The technology has paid off enormously. According to a 2018 report by Beijing-based data research company QuestMobile, 47.3% of China’s total time spent online on mobile could be attributed to Tencent.
In earlier years, Chinese social media platforms were not known for their innovation, with the first players in the space being mostly ripoffs of Western counterparts.
Tencent’s instant messaging platform QQ was an answer to then-popular ICQ (later acquired by AOL) and Microsoft’s MSN. Renren.com, the Chinese equivalent of Facebook, enjoyed huge popularity in the latter half of the 2000s but flopped when Tencent’s WeChat took over by storm, starting a mobile revolution. That was when the tide started turning.
“Mobile first and mobile only, I think, is the overarching theme of China — also the idea of experimenting different business models outside of advertising, which you’re starting to see very early signs in the West,” Chan said.
Chan explained that by being mobile-first, Chinese social media was forced to experiment alternative monetization techniques very early on, with advertisements being less appealing on a phone compared to a computer.

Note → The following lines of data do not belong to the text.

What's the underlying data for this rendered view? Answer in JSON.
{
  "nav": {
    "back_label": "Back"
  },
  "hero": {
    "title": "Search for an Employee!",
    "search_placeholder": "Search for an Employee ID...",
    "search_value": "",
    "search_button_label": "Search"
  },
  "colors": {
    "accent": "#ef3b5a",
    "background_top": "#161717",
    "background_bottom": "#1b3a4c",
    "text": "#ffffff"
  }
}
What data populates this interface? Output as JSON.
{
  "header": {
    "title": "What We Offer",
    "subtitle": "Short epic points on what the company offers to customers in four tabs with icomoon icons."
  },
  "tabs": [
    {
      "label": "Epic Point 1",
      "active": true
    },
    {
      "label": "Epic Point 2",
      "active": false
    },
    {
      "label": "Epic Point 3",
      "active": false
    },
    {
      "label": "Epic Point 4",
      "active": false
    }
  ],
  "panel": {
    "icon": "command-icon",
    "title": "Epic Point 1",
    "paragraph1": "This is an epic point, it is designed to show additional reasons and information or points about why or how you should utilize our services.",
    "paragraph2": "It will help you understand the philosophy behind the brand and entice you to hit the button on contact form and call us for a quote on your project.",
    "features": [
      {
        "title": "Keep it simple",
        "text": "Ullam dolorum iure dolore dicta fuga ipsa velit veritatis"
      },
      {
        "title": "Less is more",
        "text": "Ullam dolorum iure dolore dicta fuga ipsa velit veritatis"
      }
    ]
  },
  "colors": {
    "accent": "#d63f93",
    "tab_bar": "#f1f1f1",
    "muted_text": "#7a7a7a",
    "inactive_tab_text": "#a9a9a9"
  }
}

The super app, which minimizes the taps needed for each action, thereby improving user experience, also stems from the mobile-first principle, she said.
Fierce competition and consumers readily embracing new practices and models also pushed Chinese companies to innovate faster and better, according to Chan.
“Consumers in Asia are, on a margin, more experimental when it comes to accepting new features or tolerating constant changes to the user experience,” she said.
Michael Pachter, an analyst who covers Facebook and Snapchat for Los Angeles-based Wedbush Securities, said it makes sense for companies like Facebook and Snapchat to emulate what has worked in China.
“The Chinese aren’t that unique. They are consumers and they respond” to the kind of in-app functionalities WeChat has, Pachter said. “If it works well in China, it should also work elsewhere.”
Besides Facebook and Snapchat, some smaller companies are also learning from Tencent — and they are not hiding it. In 2014, Ted Livingston, CEO of Canadian messaging service provider Kik declared his ambition to make Kik the “WeChat of the West.” Tencent became an investor in Kik the following year.
Analysts warned, however, that Western companies will not be able to simply copy and paste the WeChat model, due to different consumer and regulatory environments.
“If we didn’t have anti-trust rules, I think Facebook would have bought everybody up” and become a super app, Pachter said.
“It’s important for an entrepreneur studying Asia to know which things translate, and which things are very much a function of Chinese or Asian culture,” said Andreessen Horowitz’s Chan.